Joe Duplantier: I just want to say thank you. I'm really honored to have this discussion right now. I get to hear some things that you say. I know you've done a lot of interviews, and I really appreciate this moment. Hearing you speak about how you see things, how you started, and how calm and humble you are, I just want to say thank you for all the music you have created.
Tom Araya: Thank you! I think I surprise people sometimes because I'm blatantly honest about things. If you're not truthful, it will come out.
It feels like Slayer is bigger than ever…It's a special moment for both bands.
Tom Araya: I have to agree [Laughs]. This is definitely a moment in time because life changed after May. It changed for me at least. It's a whole different perspective on things and a whole different attitude. Joe, you were asking if I'm happy where I'm at now, I am happy.
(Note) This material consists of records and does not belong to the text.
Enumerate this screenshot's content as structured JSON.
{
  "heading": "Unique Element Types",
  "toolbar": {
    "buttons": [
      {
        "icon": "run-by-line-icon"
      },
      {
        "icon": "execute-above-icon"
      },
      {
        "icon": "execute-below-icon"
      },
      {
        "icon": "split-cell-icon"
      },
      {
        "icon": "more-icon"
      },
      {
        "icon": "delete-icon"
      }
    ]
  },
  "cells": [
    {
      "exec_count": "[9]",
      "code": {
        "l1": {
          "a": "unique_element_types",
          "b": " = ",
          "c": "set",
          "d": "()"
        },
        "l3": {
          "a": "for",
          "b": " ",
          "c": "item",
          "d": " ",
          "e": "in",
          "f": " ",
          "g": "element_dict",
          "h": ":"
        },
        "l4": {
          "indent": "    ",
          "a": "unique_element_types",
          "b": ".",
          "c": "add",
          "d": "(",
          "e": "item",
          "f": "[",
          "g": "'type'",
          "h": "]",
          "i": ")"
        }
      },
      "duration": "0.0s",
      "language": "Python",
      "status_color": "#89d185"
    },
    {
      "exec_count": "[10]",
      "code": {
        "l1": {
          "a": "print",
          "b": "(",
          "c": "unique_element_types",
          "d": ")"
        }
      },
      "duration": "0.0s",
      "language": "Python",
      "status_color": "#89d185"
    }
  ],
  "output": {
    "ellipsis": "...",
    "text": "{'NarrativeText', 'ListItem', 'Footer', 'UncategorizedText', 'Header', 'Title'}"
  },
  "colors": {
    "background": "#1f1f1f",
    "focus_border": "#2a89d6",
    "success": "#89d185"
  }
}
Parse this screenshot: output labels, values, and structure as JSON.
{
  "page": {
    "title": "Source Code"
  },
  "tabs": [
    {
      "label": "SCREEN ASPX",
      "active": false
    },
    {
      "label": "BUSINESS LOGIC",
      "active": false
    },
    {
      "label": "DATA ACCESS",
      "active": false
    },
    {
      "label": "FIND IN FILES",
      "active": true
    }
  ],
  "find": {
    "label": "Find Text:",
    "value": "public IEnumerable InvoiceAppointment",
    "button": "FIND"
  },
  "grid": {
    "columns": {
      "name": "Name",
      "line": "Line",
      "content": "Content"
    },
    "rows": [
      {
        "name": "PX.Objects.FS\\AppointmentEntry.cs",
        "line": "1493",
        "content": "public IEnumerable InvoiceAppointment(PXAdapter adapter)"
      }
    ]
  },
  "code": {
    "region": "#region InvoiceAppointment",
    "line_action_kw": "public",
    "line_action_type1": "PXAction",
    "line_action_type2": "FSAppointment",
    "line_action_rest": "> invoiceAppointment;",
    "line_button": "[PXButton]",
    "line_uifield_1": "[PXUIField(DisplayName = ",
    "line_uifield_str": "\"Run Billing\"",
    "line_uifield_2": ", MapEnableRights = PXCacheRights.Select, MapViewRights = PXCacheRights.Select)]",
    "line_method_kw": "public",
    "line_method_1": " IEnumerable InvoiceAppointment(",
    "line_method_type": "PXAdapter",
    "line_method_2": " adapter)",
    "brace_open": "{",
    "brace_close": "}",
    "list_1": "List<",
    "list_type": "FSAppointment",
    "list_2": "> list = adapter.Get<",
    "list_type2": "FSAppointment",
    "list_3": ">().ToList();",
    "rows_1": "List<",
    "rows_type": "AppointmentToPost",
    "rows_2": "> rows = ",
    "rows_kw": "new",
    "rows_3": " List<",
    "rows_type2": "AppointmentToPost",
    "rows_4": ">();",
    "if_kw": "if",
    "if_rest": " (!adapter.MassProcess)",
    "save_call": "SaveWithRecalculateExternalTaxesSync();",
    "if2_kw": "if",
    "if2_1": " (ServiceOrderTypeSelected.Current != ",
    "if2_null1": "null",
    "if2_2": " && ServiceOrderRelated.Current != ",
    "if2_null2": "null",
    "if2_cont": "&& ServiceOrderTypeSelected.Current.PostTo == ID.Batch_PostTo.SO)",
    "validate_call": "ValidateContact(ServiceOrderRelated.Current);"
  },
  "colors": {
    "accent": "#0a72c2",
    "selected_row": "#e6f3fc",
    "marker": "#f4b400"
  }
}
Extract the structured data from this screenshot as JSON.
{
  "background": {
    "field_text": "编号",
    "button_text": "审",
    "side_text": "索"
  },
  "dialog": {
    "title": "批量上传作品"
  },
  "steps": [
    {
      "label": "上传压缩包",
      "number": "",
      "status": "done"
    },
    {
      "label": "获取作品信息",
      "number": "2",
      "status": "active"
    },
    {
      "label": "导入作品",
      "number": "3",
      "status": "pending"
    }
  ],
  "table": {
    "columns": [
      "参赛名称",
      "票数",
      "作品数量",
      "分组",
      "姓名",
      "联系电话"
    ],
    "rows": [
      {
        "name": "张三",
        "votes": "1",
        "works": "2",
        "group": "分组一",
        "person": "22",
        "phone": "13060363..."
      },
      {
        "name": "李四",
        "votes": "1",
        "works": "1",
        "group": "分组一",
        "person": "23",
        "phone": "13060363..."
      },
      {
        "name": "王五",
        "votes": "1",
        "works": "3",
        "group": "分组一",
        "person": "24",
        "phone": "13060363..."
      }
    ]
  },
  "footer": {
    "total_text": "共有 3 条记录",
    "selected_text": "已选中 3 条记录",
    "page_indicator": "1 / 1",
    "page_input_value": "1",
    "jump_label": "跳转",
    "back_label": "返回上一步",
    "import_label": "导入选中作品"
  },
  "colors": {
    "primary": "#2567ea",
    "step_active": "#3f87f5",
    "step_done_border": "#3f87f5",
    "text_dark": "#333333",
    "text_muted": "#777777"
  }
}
After May, my attitude about certain things changed greatly. Like I said, I lost a really good friend and someone who allowed me to do what I enjoy. Now, that's changed. I have a different perspective on things. It's time to sit down and really think about my future because I have a family. I've had a family for twenty years. I've been married for 19 years. I've never really been home. I'm always away. I'm sure you understand the distance it puts you from family, Joe. No one really gets that sacrifice. It's not necessarily just being away from your wife and kids, but family. I'm sure you have a mother, father, brothers, and sisters that at one point were a big part of your life and now they're not. They're an aspect of your life.
Joe Duplantier: Yeah, I have a daughter now. I was on tour when she walked for the first time and when she said her first words.
Tom Araya: Those are the sacrifices people don't understand and will never know about. My son is 14-years-old, and my daughter is 17-years-old. I was lucky enough to be around my son for the first two months of his life. My daughter, I had the misfortune of having to leave the day after she was born and not see her for two or three months later.
Joe Duplantier: Wow…
Tom Araya: Then, of course, it's just living. Some people may never understand. People have a different perspective of life on the road. The young years of a band's life, it's great. That gets old quick [Laughs]. After May, a lot changed. It's time to put things in perspective. You understand the sacrifice now that you have a daughter.
Joe Duplantier: Absolutely. It's intense.
What's your favorite Slayer song? What's your favorite Gojira song?
See part 1 of the interview here!
See what Slash, Pantera, Slipknot, and more have to say about Slayer in this exclusive feature here!